Speaking before the gathered state Democratic leaders yesterday, Terry McAuliffe gave his postmortem on the election. In his relentlessly upbeat style he maintains, "We put everything that we had on the table," but I am not yet fully convinced (NYT). I say this not as someone who wants to excoriate our outgoing DNC chair and those who worked so hard on KE04, but in order to talk about what is needed for '06 and '08.
He confirms what I suggested here before: Though the Democrats had sophisticated data on voters similar to the data Republicans had, it was not used to target the persuadables as carefully and aggressively as the GOP had. On the one hand, the Times reports:
Mr. McAuliffe took pains not to criticize Mr. Kerry or his campaign. But he offered what amounted to unusual and effusive praise of the campaign run by Mr. Kerry's opponent, in particular its use of consumer modeling to identify and appeal to specific segments of Democratic and independent voters.
On the other hand, these same data appear not to have been used as aggressively to broaden the Democratic coalition, which the Republicans clearly were doing:

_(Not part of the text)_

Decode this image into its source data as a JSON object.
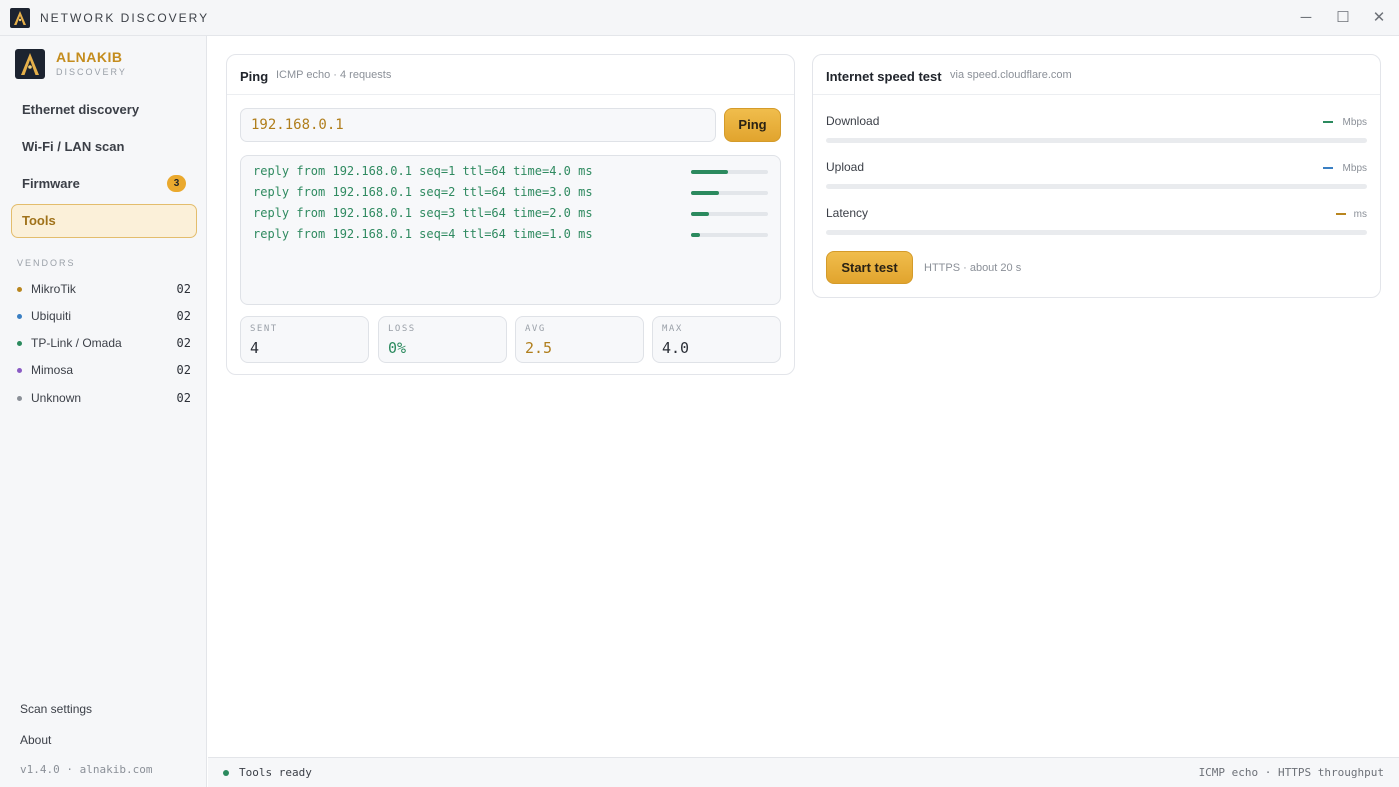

He said Democrats were never able to catch up with a campaign that pressed Mr. Bush's opposition to same-sex marriage, to appeal in African-American churches; his opposition to late-term abortion, to appeal to Hispanics; and Mr. Kerry's support of gun control, to undercut Democrats in union households. While Republicans were doing that, Mr. McAuliffe said, Democrats were relying on more traditional means of drumming up turnout among typically Democratic areas.
"They were much more sophisticated in their message delivery, very specific targeted niche," he said. "Which is what we now need to do as a party."
Why exactly were we not doing so? Gore won the popular vote in 2000 but by a narrow margin, and reapportionment had shifted the advantage to red states since then. A Democratic strategy to use marketing data to firm up its base was a strategy to lose.
This is probably too harsh; I'm sure some effort was given to market to swing voters and maybe even Republican moderates. Nevertheless, the contrast is striking and is confirmed by the statements by McAuliffe this week and Ken Mehlman not long ago.
As Matt Stoller at MyDD and some others have written, McAuliffe did much to strengthen the party. For all the fears many had about the impact McCain-Feingold would have on Democratic fund-raising, the party is in better financial shape than at any point in recent memory. But the party no longer has an advantage in getting out the vote, and it found itself outmaneuvered in this election.
Fixing the problems need not result in self-immolation. The threats by MoveOn to take their toys and go home is hardly the right spirit. KE04 lost, but not by a lot. Our deep disappointment should not be mistaken for getting trounced; if anything, that merely confirms Bush's dubious claim to a mandate. There were some positives and the party should build on those rather than ripping it up from the roots.